2004 Denver Annual Meeting (November 7–10, 2004)

Paper No. 10
Presentation Time: 1:30 PM-5:30 PM


BRALOWER, Timothy J., Geosciences, Pennsylvania State Univ, University Park, PA 16802, FIRTH, John, Integrated Ocean Drilling Program, Texas A&M Univ, College Station, TX 77845, BARRON, John, U.S. Geological Survey, MS 910, Menlo Park, CA 94025, LECKIE, R. Mark, Department of Geosciences, Univ of Massachusetts, Morrill Science Center, Amherst, MA 01003, SANFILIPPO, Annika, Scripps Institution of Oceanography, Univ of California San Diego, La Jolla, CA 92093 and THOMAS, Ellen, Earth & Environmental Sciences, Wesleyan Univ, 265 Church Street, Middletown, CT 06459-0139, bralower@geosc.psu.edu

CHRONOS provides an opportunity for chronostratigraphers to collaborate in building improved time scales that are accessible to the geologic community. Yet the future of this dynamic program may be threatened if we do not actively recruit and train the next generation of stratigraphers, including biostratigraphers. We address this situation by development of hands-on, experiential laboratory activities in micropaleontology using sediments recovered by the Deep Sea Drilling Project (DSDP) and Ocean Drilling Program (ODP). These samples offer choice examples of key paleontological and paleobiological concepts such as punctuated equilibrium, adaptive radiation, iterative evolution and biostratigraphy, and opportunities for education on topics such as changes in sea level and ocean circulation, and paleoclimatology, and possible linkages between evolution and climate change.

The extensive collection of DSDP and ODP cores provides a unique opportunity for students to explore micropaleontology and become familiar with broad applications of microfossil groups. We are selecting choice materials to develop hands-on laboratory exercises using routine research techniques. For example, students are required to count specimens from different groups, identify key taxa, apply biostratigraphic zonation, and make important determinations of paleoclimate, paleodepth, sea level, and ecology based on microfossil assemblages.

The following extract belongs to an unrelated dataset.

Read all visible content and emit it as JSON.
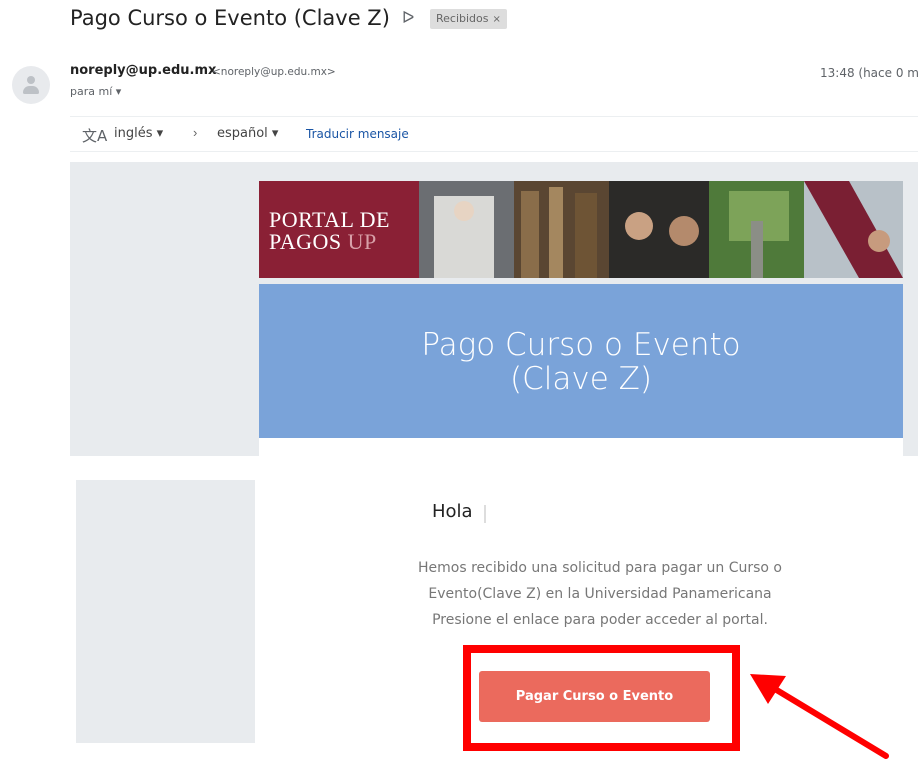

We plan to publish a laboratory manual with materials (slides, washed residues) and instructions on how to acquire deep-sea samples for educational purposes. Because of their ease of use, these packaged labs will be attractive to a range of educators and scientists, including some who may not be experts in micropaleontology. The materials will help to teach basic skills in micropaleontology, provide exposure to the far-ranging utility and implications of micropaleontological data, and ensure that a new generation of micropaleontologists will become involved in ocean drilling and CHRONOS.